Selecting databases

You have to decide which databases you will use in your literature search. To limit location bias, you have to use more than one database. Make an informed choice! In this module we list some database features you can take into account.

There are different types of literature databases:
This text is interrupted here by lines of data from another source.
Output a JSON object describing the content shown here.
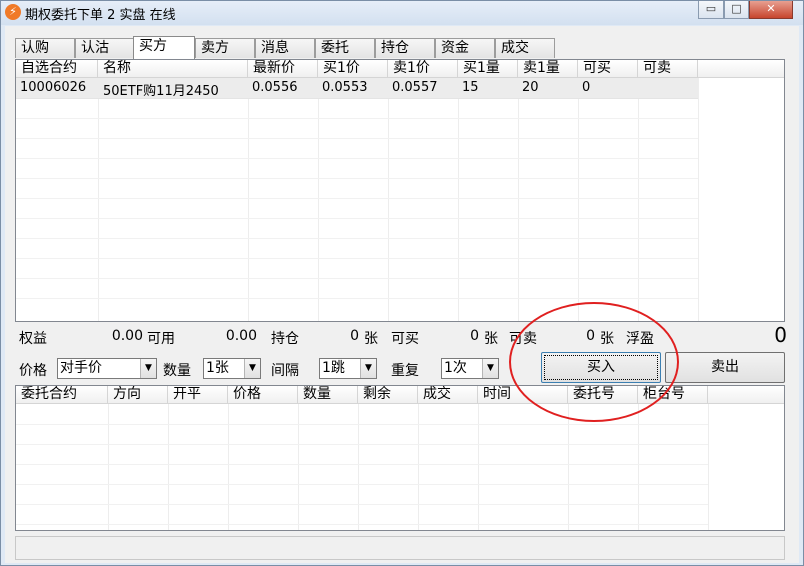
{
  "window": {
    "title": "期权委托下单 2 实盘 在线",
    "app_icon_glyph": "⚡",
    "minimize_glyph": "▭",
    "maximize_glyph": "□",
    "close_glyph": "✕"
  },
  "tabs": [
    {
      "label": "认购"
    },
    {
      "label": "认沽"
    },
    {
      "label": "买方"
    },
    {
      "label": "卖方"
    },
    {
      "label": "消息"
    },
    {
      "label": "委托"
    },
    {
      "label": "持仓"
    },
    {
      "label": "资金"
    },
    {
      "label": "成交"
    }
  ],
  "active_tab": "买方",
  "quote_table": {
    "columns": [
      "自选合约",
      "名称",
      "最新价",
      "买1价",
      "卖1价",
      "买1量",
      "卖1量",
      "可买",
      "可卖"
    ],
    "rows": [
      {
        "code": "10006026",
        "name": "50ETF购11月2450",
        "last": "0.0556",
        "bid1": "0.0553",
        "ask1": "0.0557",
        "bid1_qty": "15",
        "ask1_qty": "20",
        "can_buy": "0",
        "can_sell": ""
      }
    ]
  },
  "summary": {
    "equity_label": "权益",
    "equity_value": "0.00",
    "available_label": "可用",
    "available_value": "0.00",
    "position_label": "持仓",
    "position_value": "0",
    "position_unit": "张",
    "can_buy_label": "可买",
    "can_buy_value": "0",
    "can_buy_unit": "张",
    "can_sell_label": "可卖",
    "can_sell_value": "0",
    "can_sell_unit": "张",
    "float_pl_label": "浮盈",
    "float_pl_value": "0"
  },
  "order_form": {
    "price_label": "价格",
    "price_value": "对手价",
    "qty_label": "数量",
    "qty_value": "1张",
    "interval_label": "间隔",
    "interval_value": "1跳",
    "repeat_label": "重复",
    "repeat_value": "1次",
    "buy_label": "买入",
    "sell_label": "卖出"
  },
  "orders_table": {
    "columns": [
      "委托合约",
      "方向",
      "开平",
      "价格",
      "数量",
      "剩余",
      "成交",
      "时间",
      "委托号",
      "柜台号"
    ],
    "rows": []
  },
  "colors": {
    "highlight_circle": "#e02020"
  }
}
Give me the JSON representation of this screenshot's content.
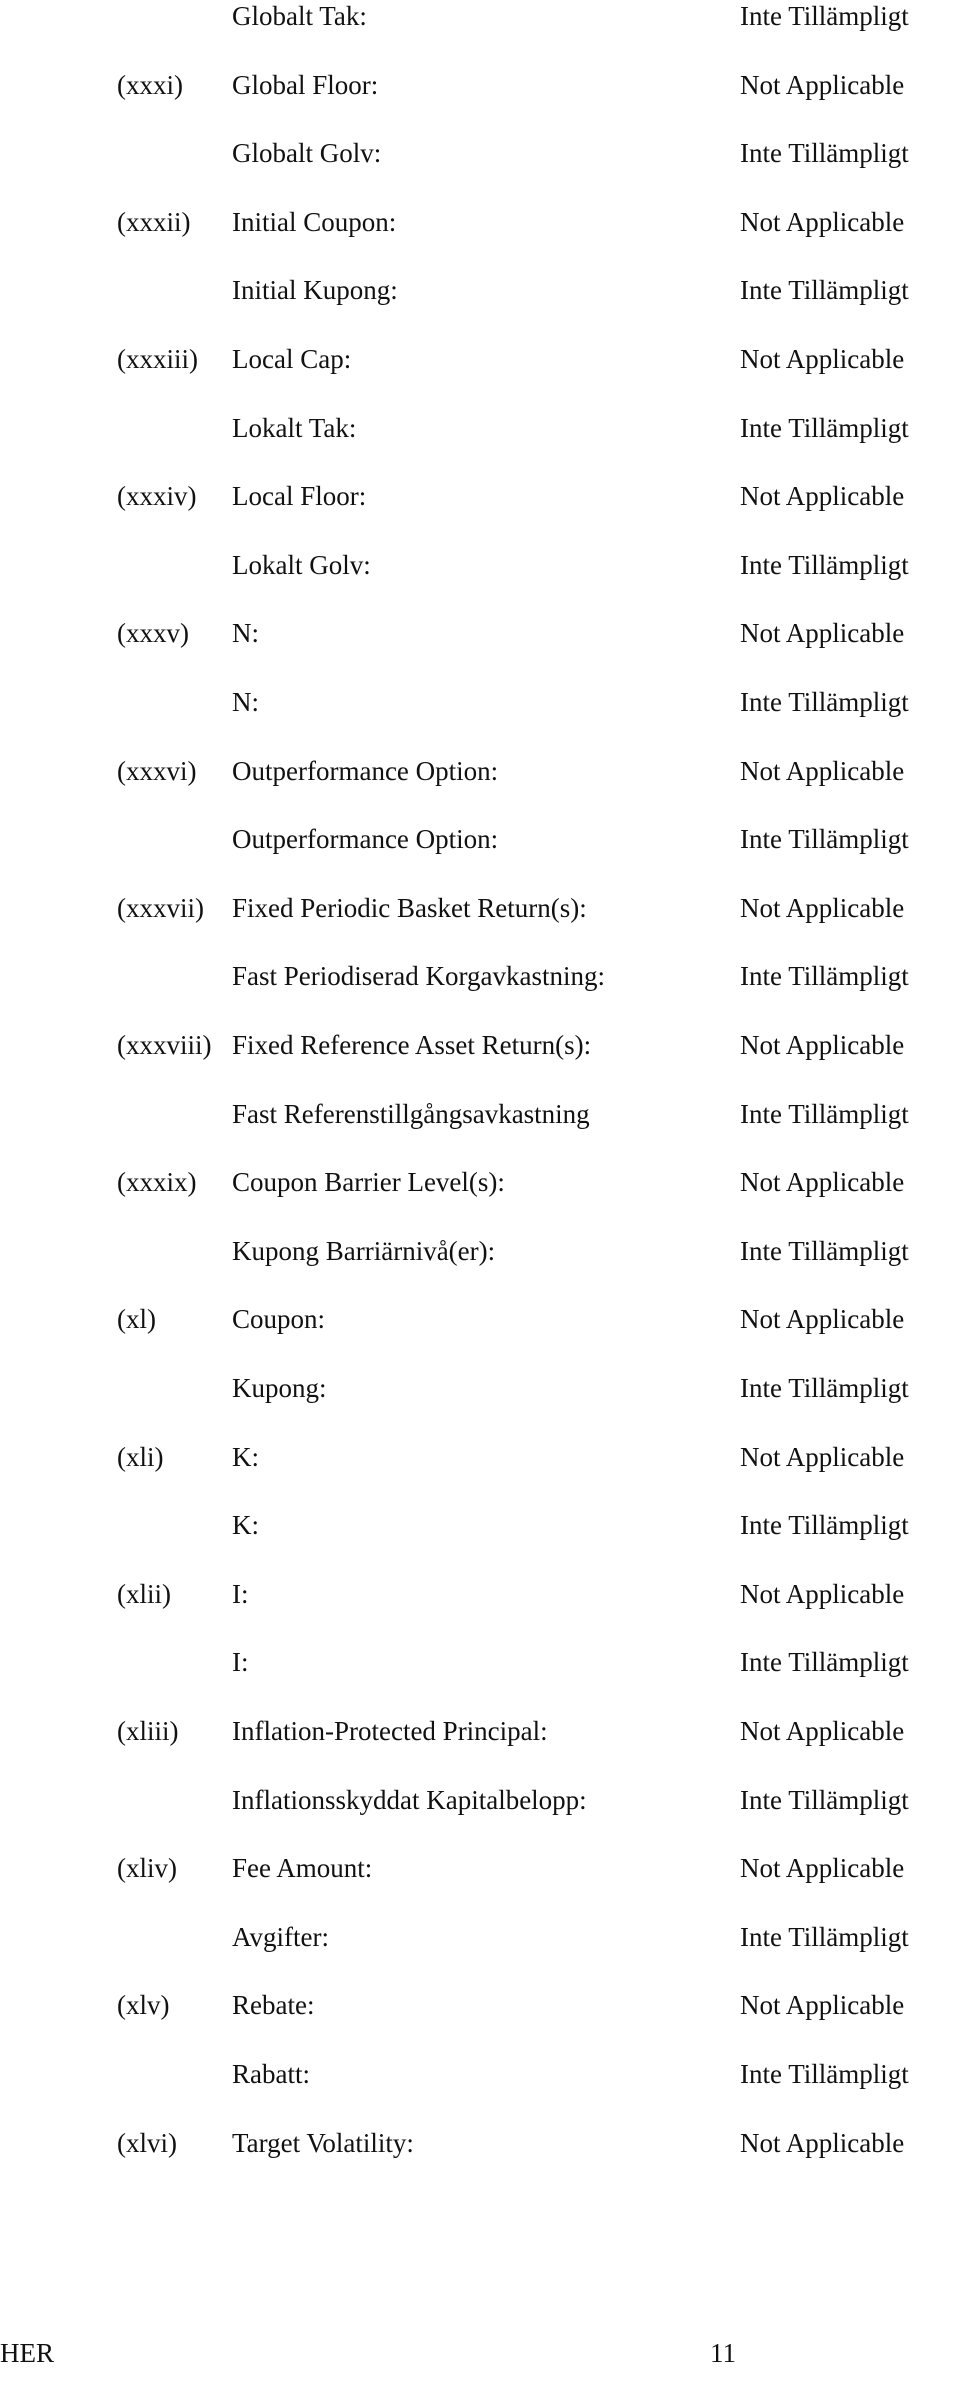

  • Abstracting & indexing databases (A&I) provide metadata and abstracts. The metadata includes the title, author(s), date of publication, journal title, volume and issue, page numbers, keywords, DOI, etc.
    • Discipline specific databases, such as PsycINFO, Philosopher's Index, Sociologial Abstracts and Business Source Premier, offer extra search tools, for example a thesaurus. The journals (some databases even select at the article level!) indexed in these databases are selected carefully, based on selection criteria.
      These databases may be available via different vendors/platforms.
    • Multidisciplinary databases, such as Scopus and Web of Science, index academic journals from all disciplines, ranging from astronomy to zoology. These will help you find relevant articles in journals outside your own discipline, but non-relevant results are hard to avoid. Both Scopus and Web of Science are citation databases, which means that they track citations: you can see if an article is cited in other papers in the database and by which authors.
      JSTOR also offers access to journals from different disciplines, but be aware that this database has an archive function - for most journals you can’t access or search the most recently published volumes.
  • Publishers databases, such as ScienceDirect (Elsevier), SpringerLink and Wiley Online Library, are limited to publications from a particular publisher. Therefore they are not suitable for a literature search for a review. But of course, you will use these databases to retrieve the full text of articles.

The Checklist Selecting Databases provides an overview of features you have to take into account when choosing the databases to use for your literature review.

What about Google Scholar?

Google Scholar indexes websites with scholarly articles – including websites of academic publishers, university repositories and personal websites of researchers. A major difference between Google Scholar and A&I databases is that Google Scholar doesn’t provide information about the indexed websites or journals. It’s hard to check if a particular journal is indexed cover-to-cover in Google Scholar. Google Scholar gives no definition of ‘scholarly’. Amongst the scholarly results you might get results from predatory publishers and papers written by students.

When you use Google Scholar for a search for your literature review, be aware that it can be hard to perform a structured, repeatable search:

  • the advanced search options and filter options are limited
  • you can't combine two search queries afterwards
  • you can enter up to 256 characters in the search box of Google Scholar - if you want to include synonyms of search terms you often need more characters
  • Google Scholar limits the results of any search query to 1000 papers, irrespectible of the number on top of the search results
  • the information shown in the search results of Google Scholar can be very limited
  • the metadata of articles (for example the publication year) can be incorrect, due to parsing errors
  • specific journals or publishers might not be indexed by Google Scholar, due to technical reasons.

Google Scholar is a great tool for locating articles you know the titles of. In the Scholar settings you can add a Library link to the Erasmus University Library (see the module Get the most out of Google Scholar) then follow the FULL-TEXT @ EUR links to the published version of an article in the EUR Library collection. 

TIP: Publish or Perish (also called PoP) is software used for citation analysis, based on Google Scholar citation data. The general citation search in Publish or Perish allows you to perform an Advanced Scholar Search query and analyse its results. The advantage is the presentation of the results: you can sort by author, year, times cited, publication and publisher. The abstract is not shown. It's possible to export the output, for example to Excel.